This move to Bb, a semitone above A, physically close yet harmonically very distant – the flat supertonic as it is known in the trade – was revolutionary at the time – although we perhaps didn’t realize it. And you’d be hard pressed to find modern examples, although Radiohead in “Everything In It’s Right Place” and “Nude” explore that territory with consummate mastery.
A bar is knocked out of the final 4-bar phrase to emphasize the end of this section, a characteristic McCartney device to enhance this mini-verse:bridge:chorus construction that then repeats to different lyrics, but the same strict melodies.

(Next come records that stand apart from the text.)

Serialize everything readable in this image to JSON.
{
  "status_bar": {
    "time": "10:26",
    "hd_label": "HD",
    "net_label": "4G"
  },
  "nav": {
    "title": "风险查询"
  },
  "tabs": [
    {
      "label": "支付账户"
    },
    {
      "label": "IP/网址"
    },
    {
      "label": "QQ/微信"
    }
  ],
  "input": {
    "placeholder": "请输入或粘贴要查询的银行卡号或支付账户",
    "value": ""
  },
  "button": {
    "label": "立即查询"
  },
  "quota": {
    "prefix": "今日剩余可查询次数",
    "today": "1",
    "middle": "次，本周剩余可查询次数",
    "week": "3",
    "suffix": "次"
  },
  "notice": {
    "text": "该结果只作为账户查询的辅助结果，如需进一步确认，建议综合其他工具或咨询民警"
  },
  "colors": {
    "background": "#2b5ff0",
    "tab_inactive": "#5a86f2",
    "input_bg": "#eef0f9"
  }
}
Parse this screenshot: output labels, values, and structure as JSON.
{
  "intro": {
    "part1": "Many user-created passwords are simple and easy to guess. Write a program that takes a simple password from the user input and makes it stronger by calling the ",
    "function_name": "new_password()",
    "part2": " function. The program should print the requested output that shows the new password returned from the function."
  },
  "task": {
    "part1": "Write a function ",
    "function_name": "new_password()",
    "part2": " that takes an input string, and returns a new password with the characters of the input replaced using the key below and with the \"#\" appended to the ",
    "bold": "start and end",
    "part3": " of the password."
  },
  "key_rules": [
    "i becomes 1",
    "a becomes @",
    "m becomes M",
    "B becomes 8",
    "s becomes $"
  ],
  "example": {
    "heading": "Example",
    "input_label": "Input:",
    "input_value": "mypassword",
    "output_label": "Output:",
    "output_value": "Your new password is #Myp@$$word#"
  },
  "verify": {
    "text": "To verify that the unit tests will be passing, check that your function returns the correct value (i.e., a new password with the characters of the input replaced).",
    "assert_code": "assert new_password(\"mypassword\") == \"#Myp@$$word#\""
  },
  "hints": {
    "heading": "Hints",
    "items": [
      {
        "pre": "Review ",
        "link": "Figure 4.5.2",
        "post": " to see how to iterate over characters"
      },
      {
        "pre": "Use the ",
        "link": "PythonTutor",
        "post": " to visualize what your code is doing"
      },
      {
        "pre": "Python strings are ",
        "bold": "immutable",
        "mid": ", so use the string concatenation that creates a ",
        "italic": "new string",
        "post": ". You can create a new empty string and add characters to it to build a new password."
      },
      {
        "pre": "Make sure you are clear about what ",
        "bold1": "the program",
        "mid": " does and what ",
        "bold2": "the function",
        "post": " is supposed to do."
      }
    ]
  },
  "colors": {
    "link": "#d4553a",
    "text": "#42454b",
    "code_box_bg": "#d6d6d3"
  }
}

The form of the song now requires contrast and we adjust to A major. The mood brightens, becomes a little bluesy, boozy, bragging – “Me I’m just the lucky kind” – the harmony develops a trick and strides out to B major. But the second time it tries that, some kind of gravitational pull drags it down to Bb and thence to A minor and back to the mood of doubt and pain and the long, straight road of touring, recording and separation. The dissolving of the resilient mood of this Middle 8 section, both musically through the flat supertonic and lyrically by being still mid-sentence at this crucial structural point, creates a magical moment in the song where two opposing states of mind seem to co-exist. This is songwriting craft of the highest order, the art that conceals art.
The songs allows its classic AAbAbA form to play out so we get to re-experience that amazing transition before fading out on the A minor che-ke-ching, the long, straight (not winding) road stretching off into infinity.

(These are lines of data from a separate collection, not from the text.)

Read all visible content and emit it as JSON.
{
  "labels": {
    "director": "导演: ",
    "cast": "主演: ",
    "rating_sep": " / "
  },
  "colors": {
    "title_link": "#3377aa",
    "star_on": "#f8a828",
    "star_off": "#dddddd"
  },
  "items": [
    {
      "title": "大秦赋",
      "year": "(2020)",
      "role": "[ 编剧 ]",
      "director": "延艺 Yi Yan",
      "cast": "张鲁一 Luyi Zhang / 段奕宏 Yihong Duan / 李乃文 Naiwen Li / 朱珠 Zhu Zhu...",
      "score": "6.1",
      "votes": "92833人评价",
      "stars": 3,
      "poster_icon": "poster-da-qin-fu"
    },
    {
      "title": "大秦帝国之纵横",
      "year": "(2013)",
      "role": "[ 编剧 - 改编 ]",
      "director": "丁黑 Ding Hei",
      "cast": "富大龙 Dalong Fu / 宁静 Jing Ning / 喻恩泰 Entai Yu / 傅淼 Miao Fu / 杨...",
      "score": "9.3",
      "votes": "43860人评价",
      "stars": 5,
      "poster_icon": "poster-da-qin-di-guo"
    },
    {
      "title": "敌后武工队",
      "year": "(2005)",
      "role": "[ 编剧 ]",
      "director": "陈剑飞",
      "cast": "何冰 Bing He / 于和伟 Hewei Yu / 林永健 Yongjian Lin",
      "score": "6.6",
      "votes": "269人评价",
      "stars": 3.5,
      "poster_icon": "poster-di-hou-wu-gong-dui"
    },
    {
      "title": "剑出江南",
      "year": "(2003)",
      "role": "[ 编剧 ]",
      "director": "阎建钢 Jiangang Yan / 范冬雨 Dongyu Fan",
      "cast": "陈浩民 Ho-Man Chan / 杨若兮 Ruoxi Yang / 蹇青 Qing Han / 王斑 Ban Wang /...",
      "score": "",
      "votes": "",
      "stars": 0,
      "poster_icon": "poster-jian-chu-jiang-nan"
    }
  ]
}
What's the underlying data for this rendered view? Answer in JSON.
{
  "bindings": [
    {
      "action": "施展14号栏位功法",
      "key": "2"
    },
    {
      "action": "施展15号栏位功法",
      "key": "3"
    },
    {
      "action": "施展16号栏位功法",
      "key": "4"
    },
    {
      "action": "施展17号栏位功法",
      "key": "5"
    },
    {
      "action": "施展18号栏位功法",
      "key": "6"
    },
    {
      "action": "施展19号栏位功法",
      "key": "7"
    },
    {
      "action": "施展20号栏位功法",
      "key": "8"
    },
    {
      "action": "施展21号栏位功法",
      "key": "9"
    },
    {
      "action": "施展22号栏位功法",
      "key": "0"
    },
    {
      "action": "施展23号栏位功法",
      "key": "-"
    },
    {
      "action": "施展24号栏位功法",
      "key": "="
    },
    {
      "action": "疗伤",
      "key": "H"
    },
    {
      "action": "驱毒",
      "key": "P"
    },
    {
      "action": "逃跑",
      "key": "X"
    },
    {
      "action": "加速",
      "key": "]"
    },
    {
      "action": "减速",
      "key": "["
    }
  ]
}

“Things We Said Today” is a turning point in the Beatles development, a musical and lyrical gem of authentic self expression. There is no attempt to be life-and-soul-of-the- party, no tin-pan-alley harmonic structure to underpin it, no pills, no booze. It points the way to the “realism” of “Paperback Writer”, sets the tone in its seriousness for a “Yesterday”, in its open-endedness for a “Tomorrow Never Knows”… there is no precedent for it, it just arrives.

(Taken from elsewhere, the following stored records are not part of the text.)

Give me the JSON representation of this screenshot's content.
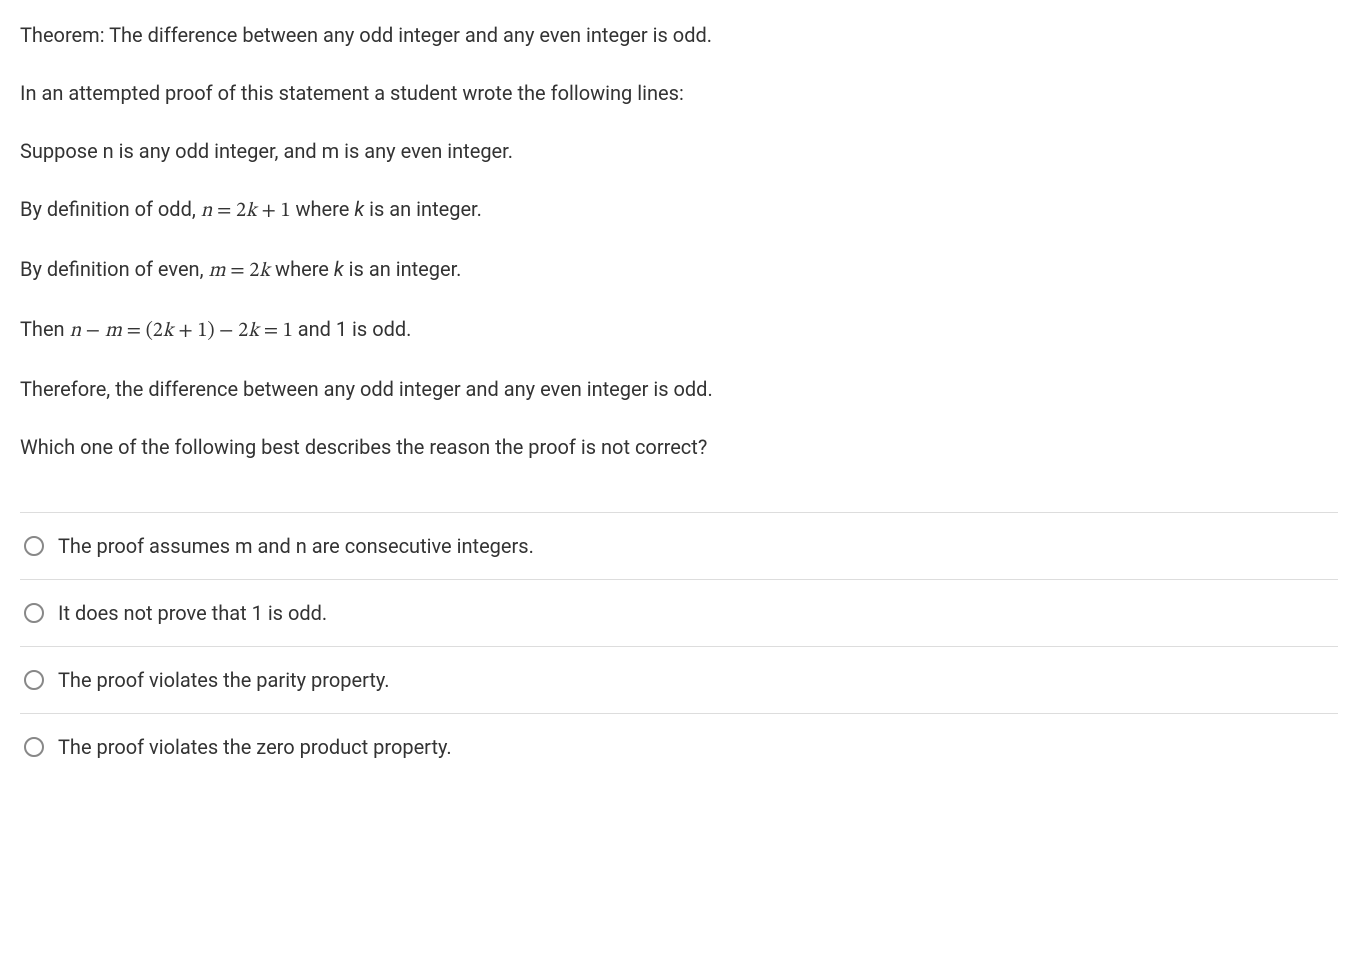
{
  "question": {
    "p1": "Theorem: The difference between any odd integer and any even integer is odd.",
    "p2": "In an attempted proof of this statement a student wrote the following lines:",
    "p3": "Suppose n is any odd integer, and m is any even integer.",
    "p4_pre": "By definition of odd, ",
    "p4_math": "n = 2k + 1",
    "p4_post_a": " where ",
    "p4_post_var": "k",
    "p4_post_b": " is an integer.",
    "p5_pre": "By definition of even, ",
    "p5_math": "m = 2k",
    "p5_post_a": " where ",
    "p5_post_var": "k",
    "p5_post_b": " is an integer.",
    "p6_pre": "Then ",
    "p6_math": "n − m = (2k + 1) − 2k = 1",
    "p6_post": " and 1 is odd.",
    "p7": "Therefore, the difference between any odd integer and any even integer is odd.",
    "p8": "Which one of the following best describes the reason the proof is not correct?"
  },
  "options": [
    {
      "label": "The proof assumes m and n are consecutive integers."
    },
    {
      "label": "It does not prove that 1 is odd."
    },
    {
      "label": "The proof violates the parity property."
    },
    {
      "label": "The proof violates the zero product property."
    }
  ]
}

I was watching the rockumentary about The Beatles first American Tour. There is no narrator telling you what to think, just the lads being The Fabs. Ringo laps up the attention, dresses up as a conductor on the train, even George gets involved in that. John gurns at the camera occasionally and wittily diffuses any question fired at him by members of the press. Paul looks distinctly uncomfortable most of time seemingly not quite knowing how to behave in front of the ruthlessly revealing eye of the movie camera. I think he’s trying to look arty and interesting but he’s with a traveling circus and you can only be a fool, otherwise you look like a fool. It’s his realization in amongst all that madness that they have to find an authentic mode of expression, that they have to season the clowning with irony, otherwise it will all be over, that generates “Things We Said Today”.
Jack Hues, Canterbury: October 2010.
ABOUT THE ARTIST
Hailing from England, Joy Askew has played and sung with such luminary artists as Joe Jackson, Peter Gabriel, Laurie Anderson and Jack Bruce. She has appeared wtth David Bowie and David Byrne while promoting 2 of her own 7 CD releases as well as appearing in Laurie Andersons quintessential movie “Home Of The Brave” and for President Barack Obama. Joy is currently recording a new CD to be released next year and will be performing a concert for Art For Animals on Nov 19th with Laurie Anderson.
Joy is a keen animal activist.